ASSIGNMENT:
The entries below are to be repeated verbatim, in full.

DATA RECORDS:
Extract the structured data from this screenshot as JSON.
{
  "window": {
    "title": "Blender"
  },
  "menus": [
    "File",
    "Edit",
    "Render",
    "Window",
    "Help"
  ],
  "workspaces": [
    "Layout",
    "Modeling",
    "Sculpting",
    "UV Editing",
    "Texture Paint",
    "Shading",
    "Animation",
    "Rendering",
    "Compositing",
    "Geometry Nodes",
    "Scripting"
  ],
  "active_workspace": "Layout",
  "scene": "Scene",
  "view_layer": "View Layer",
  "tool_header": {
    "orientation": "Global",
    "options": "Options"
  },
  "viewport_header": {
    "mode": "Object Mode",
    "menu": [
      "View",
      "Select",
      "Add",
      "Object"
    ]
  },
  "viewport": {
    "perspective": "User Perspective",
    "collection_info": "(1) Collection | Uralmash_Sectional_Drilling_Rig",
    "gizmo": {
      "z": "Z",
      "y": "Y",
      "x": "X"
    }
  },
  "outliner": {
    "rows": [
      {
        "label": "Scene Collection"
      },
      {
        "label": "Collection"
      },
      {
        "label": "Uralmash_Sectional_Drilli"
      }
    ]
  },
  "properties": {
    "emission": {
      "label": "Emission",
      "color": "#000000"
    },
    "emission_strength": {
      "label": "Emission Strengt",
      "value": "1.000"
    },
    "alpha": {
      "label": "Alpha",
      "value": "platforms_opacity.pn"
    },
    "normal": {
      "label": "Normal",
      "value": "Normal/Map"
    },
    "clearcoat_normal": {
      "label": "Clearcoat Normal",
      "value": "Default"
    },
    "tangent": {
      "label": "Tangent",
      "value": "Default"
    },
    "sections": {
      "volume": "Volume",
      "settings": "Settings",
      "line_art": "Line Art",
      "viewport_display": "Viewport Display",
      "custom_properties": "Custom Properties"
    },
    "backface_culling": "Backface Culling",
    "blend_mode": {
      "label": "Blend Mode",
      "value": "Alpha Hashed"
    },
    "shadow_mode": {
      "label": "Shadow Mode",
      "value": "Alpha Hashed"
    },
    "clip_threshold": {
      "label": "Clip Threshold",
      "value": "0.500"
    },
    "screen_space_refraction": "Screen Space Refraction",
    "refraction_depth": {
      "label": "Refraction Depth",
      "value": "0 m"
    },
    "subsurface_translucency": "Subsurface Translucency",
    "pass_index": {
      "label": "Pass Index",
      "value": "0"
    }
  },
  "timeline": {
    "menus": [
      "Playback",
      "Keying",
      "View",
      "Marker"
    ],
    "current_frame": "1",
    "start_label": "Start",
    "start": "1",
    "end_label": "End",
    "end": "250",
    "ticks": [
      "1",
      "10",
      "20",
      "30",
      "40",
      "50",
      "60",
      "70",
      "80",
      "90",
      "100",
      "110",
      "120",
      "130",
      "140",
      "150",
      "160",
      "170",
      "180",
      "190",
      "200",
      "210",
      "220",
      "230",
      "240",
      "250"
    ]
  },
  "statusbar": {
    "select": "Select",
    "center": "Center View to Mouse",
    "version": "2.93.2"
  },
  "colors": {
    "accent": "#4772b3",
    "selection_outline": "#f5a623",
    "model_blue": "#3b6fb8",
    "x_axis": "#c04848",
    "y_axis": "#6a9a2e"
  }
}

RESPONSE TO THIS EXERCISE:
Extract the structured data from this screenshot as JSON.
{
  "window": {
    "title": "Blender"
  },
  "menus": [
    "File",
    "Edit",
    "Render",
    "Window",
    "Help"
  ],
  "workspaces": [
    "Layout",
    "Modeling",
    "Sculpting",
    "UV Editing",
    "Texture Paint",
    "Shading",
    "Animation",
    "Rendering",
    "Compositing",
    "Geometry Nodes",
    "Scripting"
  ],
  "active_workspace": "Layout",
  "scene": "Scene",
  "view_layer": "View Layer",
  "tool_header": {
    "orientation": "Global",
    "options": "Options"
  },
  "viewport_header": {
    "mode": "Object Mode",
    "menu": [
      "View",
      "Select",
      "Add",
      "Object"
    ]
  },
  "viewport": {
    "perspective": "User Perspective",
    "collection_info": "(1) Collection | Uralmash_Sectional_Drilling_Rig",
    "gizmo": {
      "z": "Z",
      "y": "Y",
      "x": "X"
    }
  },
  "outliner": {
    "rows": [
      {
        "label": "Scene Collection"
      },
      {
        "label": "Collection"
      },
      {
        "label": "Uralmash_Sectional_Drilli"
      }
    ]
  },
  "properties": {
    "emission": {
      "label": "Emission",
      "color": "#000000"
    },
    "emission_strength": {
      "label": "Emission Strengt",
      "value": "1.000"
    },
    "alpha": {
      "label": "Alpha",
      "value": "platforms_opacity.pn"
    },
    "normal": {
      "label": "Normal",
      "value": "Normal/Map"
    },
    "clearcoat_normal": {
      "label": "Clearcoat Normal",
      "value": "Default"
    },
    "tangent": {
      "label": "Tangent",
      "value": "Default"
    },
    "sections": {
      "volume": "Volume",
      "settings": "Settings",
      "line_art": "Line Art",
      "viewport_display": "Viewport Display",
      "custom_properties": "Custom Properties"
    },
    "backface_culling": "Backface Culling",
    "blend_mode": {
      "label": "Blend Mode",
      "value": "Alpha Hashed"
    },
    "shadow_mode": {
      "label": "Shadow Mode",
      "value": "Alpha Hashed"
    },
    "clip_threshold": {
      "label": "Clip Threshold",
      "value": "0.500"
    },
    "screen_space_refraction": "Screen Space Refraction",
    "refraction_depth": {
      "label": "Refraction Depth",
      "value": "0 m"
    },
    "subsurface_translucency": "Subsurface Translucency",
    "pass_index": {
      "label": "Pass Index",
      "value": "0"
    }
  },
  "timeline": {
    "menus": [
      "Playback",
      "Keying",
      "View",
      "Marker"
    ],
    "current_frame": "1",
    "start_label": "Start",
    "start": "1",
    "end_label": "End",
    "end": "250",
    "ticks": [
      "1",
      "10",
      "20",
      "30",
      "40",
      "50",
      "60",
      "70",
      "80",
      "90",
      "100",
      "110",
      "120",
      "130",
      "140",
      "150",
      "160",
      "170",
      "180",
      "190",
      "200",
      "210",
      "220",
      "230",
      "240",
      "250"
    ]
  },
  "statusbar": {
    "select": "Select",
    "center": "Center View to Mouse",
    "version": "2.93.2"
  },
  "colors": {
    "accent": "#4772b3",
    "selection_outline": "#f5a623",
    "model_blue": "#3b6fb8",
    "x_axis": "#c04848",
    "y_axis": "#6a9a2e"
  }
}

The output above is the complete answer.